I stealthily jarred the door behind me. I felt that huge lump in my throat. I had tricked my little girl to the bedroom. She was at the door just till then. But I called her in to distract her. As all the other family members kept her attention through empty words, I slipped out unnoticed. As I walked away I thought about the numerous ‘white’ lies I have told people; the trickster of a father I am. I am guilty. But my daughter will grow, and she will grow among greater tricksters. She will behold wickedness, perhaps what my generation will never witness. I felt the lump in my throat thicken up. There is only a dismayed picture before me. But then why do I have her growing up? What is the point in this little one growing up in this terrible world? Will there be faith anymore in this world, when she becomes a woman? I could see no light in any direction. I looked up and down, left and right and saw nothing. Where is God’s light? Why is it not shining?
But I felt God telling me that I am looking in the wrong direction. Then where I should I look? Then as if out of an epiphany, I felt my daughter pulling my chin and saying: Look here, Appa!
That is when I saw it for the first time. That hope is there in her! That is where God is working! That is where you find the hope to this world: through mighty deeds of God in the lives of little insignificant humans, like my infant daughter. Surely when God wants to work and cast a ray of hope, he rarely uses the sky as the medium. He uses each of us! Now just as I am the hope for many, even when I go amongst the children in the slums. I see them looking at me as if they behold something they were looking for.

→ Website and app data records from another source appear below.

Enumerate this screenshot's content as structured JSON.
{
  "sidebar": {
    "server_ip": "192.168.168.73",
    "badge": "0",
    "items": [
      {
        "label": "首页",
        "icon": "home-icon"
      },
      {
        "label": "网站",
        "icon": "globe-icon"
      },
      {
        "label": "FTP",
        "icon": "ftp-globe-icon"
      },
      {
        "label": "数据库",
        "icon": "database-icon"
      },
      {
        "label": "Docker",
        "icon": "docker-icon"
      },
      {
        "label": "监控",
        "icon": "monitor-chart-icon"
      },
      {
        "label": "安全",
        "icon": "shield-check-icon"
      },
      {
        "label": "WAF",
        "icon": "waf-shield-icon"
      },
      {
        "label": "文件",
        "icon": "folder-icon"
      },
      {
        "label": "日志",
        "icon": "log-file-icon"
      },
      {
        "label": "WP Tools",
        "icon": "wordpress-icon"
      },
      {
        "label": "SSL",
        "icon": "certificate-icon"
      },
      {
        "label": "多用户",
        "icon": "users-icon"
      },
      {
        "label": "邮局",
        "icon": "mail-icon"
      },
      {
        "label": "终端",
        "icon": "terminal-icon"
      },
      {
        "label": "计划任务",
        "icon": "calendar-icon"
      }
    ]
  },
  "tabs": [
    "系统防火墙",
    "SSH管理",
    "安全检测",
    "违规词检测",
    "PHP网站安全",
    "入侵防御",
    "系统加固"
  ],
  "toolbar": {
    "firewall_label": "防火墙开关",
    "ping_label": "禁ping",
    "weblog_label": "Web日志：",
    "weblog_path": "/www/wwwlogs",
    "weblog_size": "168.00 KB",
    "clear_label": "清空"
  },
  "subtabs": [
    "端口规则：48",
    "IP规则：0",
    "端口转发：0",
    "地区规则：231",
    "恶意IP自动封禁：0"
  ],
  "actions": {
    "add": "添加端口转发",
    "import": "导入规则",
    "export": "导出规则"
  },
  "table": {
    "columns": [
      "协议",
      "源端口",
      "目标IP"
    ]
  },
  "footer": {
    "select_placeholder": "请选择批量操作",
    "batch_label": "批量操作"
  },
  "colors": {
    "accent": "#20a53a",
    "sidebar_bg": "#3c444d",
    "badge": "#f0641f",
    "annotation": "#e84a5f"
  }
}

Now for my hero, I have to introduce Sariful. Sariful was a little boy, plum with extraneously large eyes. He popped up as one little fish looking at me strangely for no obvious reasons. When I had retaliated with my own stare, he would blush away, waking from a daydream. What was he looking at? What was he looking for in this ‘fat’ man (The kids still call me ‘Mota Sir’, since I was the bulkiest of all). All the kids whom we had rescued from the streets were eager to know what these ‘fat’ people were going to give. Soon the learning began. Some were fast learners. Though Sariful was not the smartest of all, he had the willingness and the determination. As time passed by, we realised that keeping Sariful along with the other kids is not fair at all. So we shifted him to a nearby school. JP sponsored all we could: his clothes, books, means to travel and fees. Sariful was a quick learner. He started excelling in his studies and he proved his worth among the other kids. Sariful still had to help his father collect garbage. He had to sweep the verandas and streets still. This he would do in the mornings and then he would rush to school. We were a bit worried about this routine. But Sariful was a fighter. He would fight all odds to come up as a smart kid.
Today Sariful’s principal called us to school, as we are his parents. Mr. Vinay went to meet the principal. The principal praised the young man’s academics as well as his behaviour! Mr. Vinay beamed with pride. Sariful is in Grade VII now. He is looking forward for a bright future, where his parents will not have to collect garbage anymore.
Sariful is now where he is, because he saw hope in the darkness. That hope came through a teacher, and sure in this ‘fat’ guy too...